Results: One animal was lost in the MEPS + OVR group. In the MEPS + OVR group no pressure values below -150 mmHg in the venous line and no values under -100 mmHg in right atrium were noticed. On the contrary, nearly 20% of venous pressure values in the MEPS group were below -150 and approximately 10% of right atrial pressure values were below -100 mmHg. Compared with the MEPS group, the bubble counter device showed lower numbers of arterial air bubbles in the MEPS + OVR group (mean ± SD: 13444 ± 5709 vs. 1 ± 2, respectively; p < 0.001). In addition, bubble volume was significantly lower in the MEPS + OVR group than in the MEPS group (mean ± SD: 1522 ± 654 μl vs. 4 ± 6 μl, respectively; p < 0.001). The proinflammatory cytokine interleukin-6 and biochemical indices of cardiac ischemia (creatine kinase, and troponin I) were comparable between both groups.

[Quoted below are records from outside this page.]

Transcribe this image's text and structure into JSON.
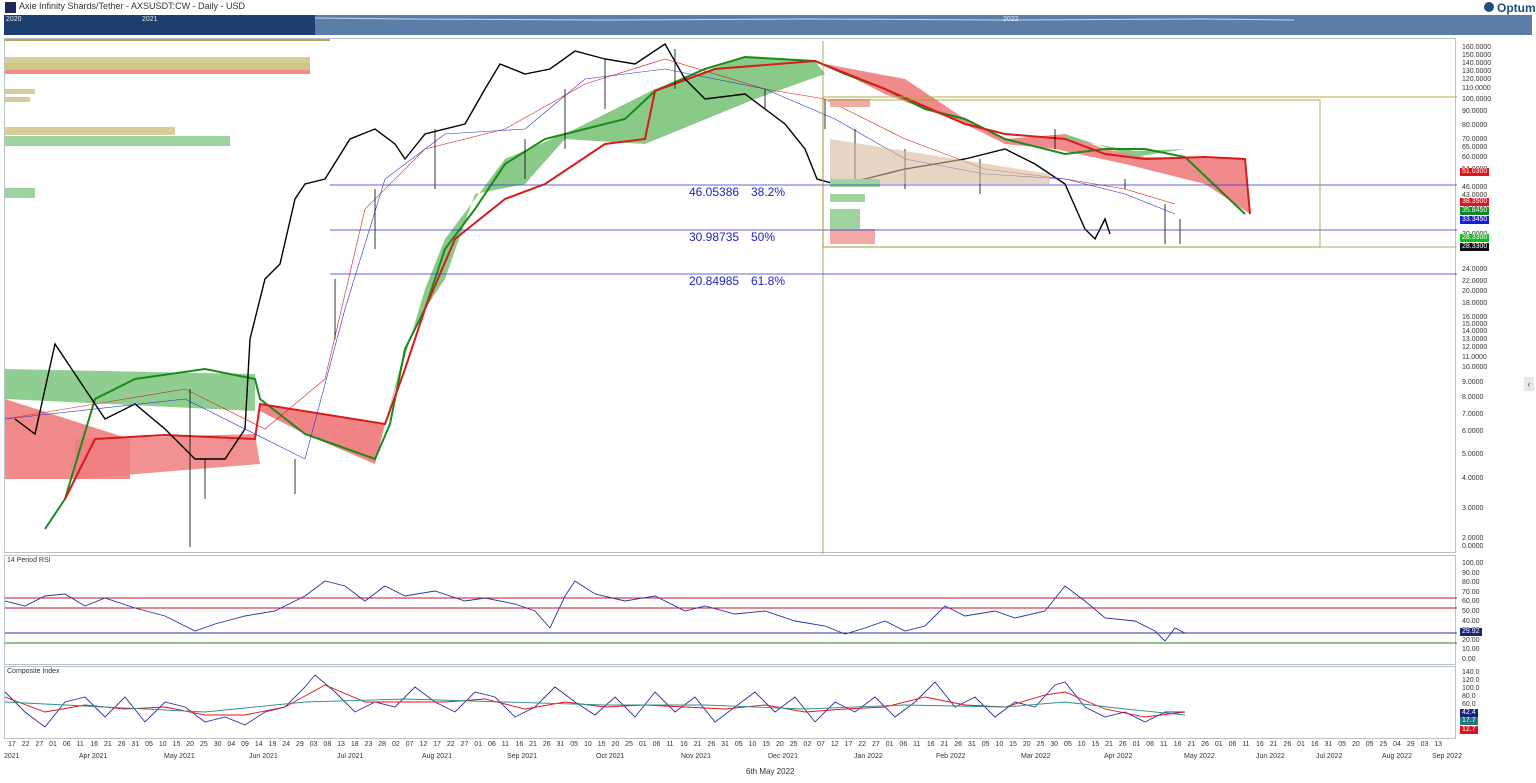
{
  "header": {
    "title": "Axie Infinity Shards/Tether - AXSUSDT:CW - Daily - USD",
    "brand": "Optuma"
  },
  "navigator": {
    "years": [
      "2020",
      "2021",
      "2022"
    ]
  },
  "price_axis": {
    "labels": [
      "160.0000",
      "150.0000",
      "140.0000",
      "130.0000",
      "120.0000",
      "110.0000",
      "100.0000",
      "90.0000",
      "80.0000",
      "70.0000",
      "65.0000",
      "60.0000",
      "54.0000",
      "46.0000",
      "43.0000",
      "38.0000",
      "30.0000",
      "24.0000",
      "22.0000",
      "20.0000",
      "18.0000",
      "16.0000",
      "15.0000",
      "14.0000",
      "13.0000",
      "12.0000",
      "11.0000",
      "10.0000",
      "9.0000",
      "8.0000",
      "7.0000",
      "6.0000",
      "5.0000",
      "4.0000",
      "3.0000",
      "2.0000",
      "0.0000"
    ],
    "tags": [
      {
        "text": "51.0300",
        "color": "#e0121b"
      },
      {
        "text": "38.3500",
        "color": "#e0121b"
      },
      {
        "text": "35.8450",
        "color": "#0e8a1e"
      },
      {
        "text": "33.3450",
        "color": "#1a1ae0"
      },
      {
        "text": "28.3300",
        "color": "#10c018"
      },
      {
        "text": "28.3300",
        "color": "#111111"
      }
    ]
  },
  "fib_levels": [
    {
      "price": "46.05386",
      "pct": "38.2%"
    },
    {
      "price": "30.98735",
      "pct": "50%"
    },
    {
      "price": "20.84985",
      "pct": "61.8%"
    }
  ],
  "rsi_panel": {
    "title": "14 Period RSI",
    "labels": [
      "100.00",
      "90.00",
      "80.00",
      "70.00",
      "60.00",
      "50.00",
      "40.00",
      "30.00",
      "20.00",
      "10.00",
      "0.00"
    ],
    "tag": {
      "text": "29.92",
      "color": "#1a237e"
    }
  },
  "composite_panel": {
    "title": "Composite Index",
    "labels": [
      "140.0",
      "120.0",
      "100.0",
      "80.0",
      "60.0",
      "40.0",
      "20.0"
    ],
    "tags": [
      {
        "text": "42.4",
        "color": "#1a237e"
      },
      {
        "text": "17.7",
        "color": "#1f7a7a"
      },
      {
        "text": "12.7",
        "color": "#e0121b"
      }
    ]
  },
  "x_axis": {
    "days": [
      "17",
      "22",
      "27",
      "01",
      "06",
      "11",
      "16",
      "21",
      "26",
      "31",
      "05",
      "10",
      "15",
      "20",
      "25",
      "30",
      "04",
      "09",
      "14",
      "19",
      "24",
      "29",
      "03",
      "08",
      "13",
      "18",
      "23",
      "28",
      "02",
      "07",
      "12",
      "17",
      "22",
      "27",
      "01",
      "06",
      "11",
      "16",
      "21",
      "26",
      "31",
      "05",
      "10",
      "15",
      "20",
      "25",
      "01",
      "06",
      "11",
      "16",
      "21",
      "26",
      "31",
      "05",
      "10",
      "15",
      "20",
      "25",
      "02",
      "07",
      "12",
      "17",
      "22",
      "27",
      "01",
      "06",
      "11",
      "16",
      "21",
      "26",
      "31",
      "05",
      "10",
      "15",
      "20",
      "25",
      "30",
      "05",
      "10",
      "15",
      "21",
      "26",
      "01",
      "06",
      "11",
      "16",
      "21",
      "26",
      "01",
      "06",
      "11",
      "16",
      "21",
      "26",
      "01",
      "16",
      "31",
      "05",
      "20",
      "05",
      "25",
      "04",
      "29",
      "03",
      "13"
    ],
    "months": [
      "2021",
      "Apr 2021",
      "May 2021",
      "Jun 2021",
      "Jul 2021",
      "Aug 2021",
      "Sep 2021",
      "Oct 2021",
      "Nov 2021",
      "Dec 2021",
      "Jan 2022",
      "Feb 2022",
      "Mar 2022",
      "Apr 2022",
      "May 2022",
      "Jun 2022",
      "Jul 2022",
      "Aug 2022",
      "Sep 2022"
    ]
  },
  "footer": {
    "date": "6th May 2022"
  },
  "colors": {
    "price_line": "#000000",
    "cloud_bull": "#7cc47c",
    "cloud_bear": "#f07e7e",
    "span_a": "#1b8a1b",
    "span_b": "#d81b1b",
    "fib_line": "#2b2fcf",
    "rsi_line": "#2b2fa6",
    "overbought": "#c8102e"
  }
}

Conclusions: The use of a miniaturized perfusion system with a volume replacement reservoir is able to counteract excessive negative venous line pressures and to reduce the number and volume of arterial air bubbles. This approach may lead to a lower rate of neurological complications.

Show MeSH
Related in: MedlinePlus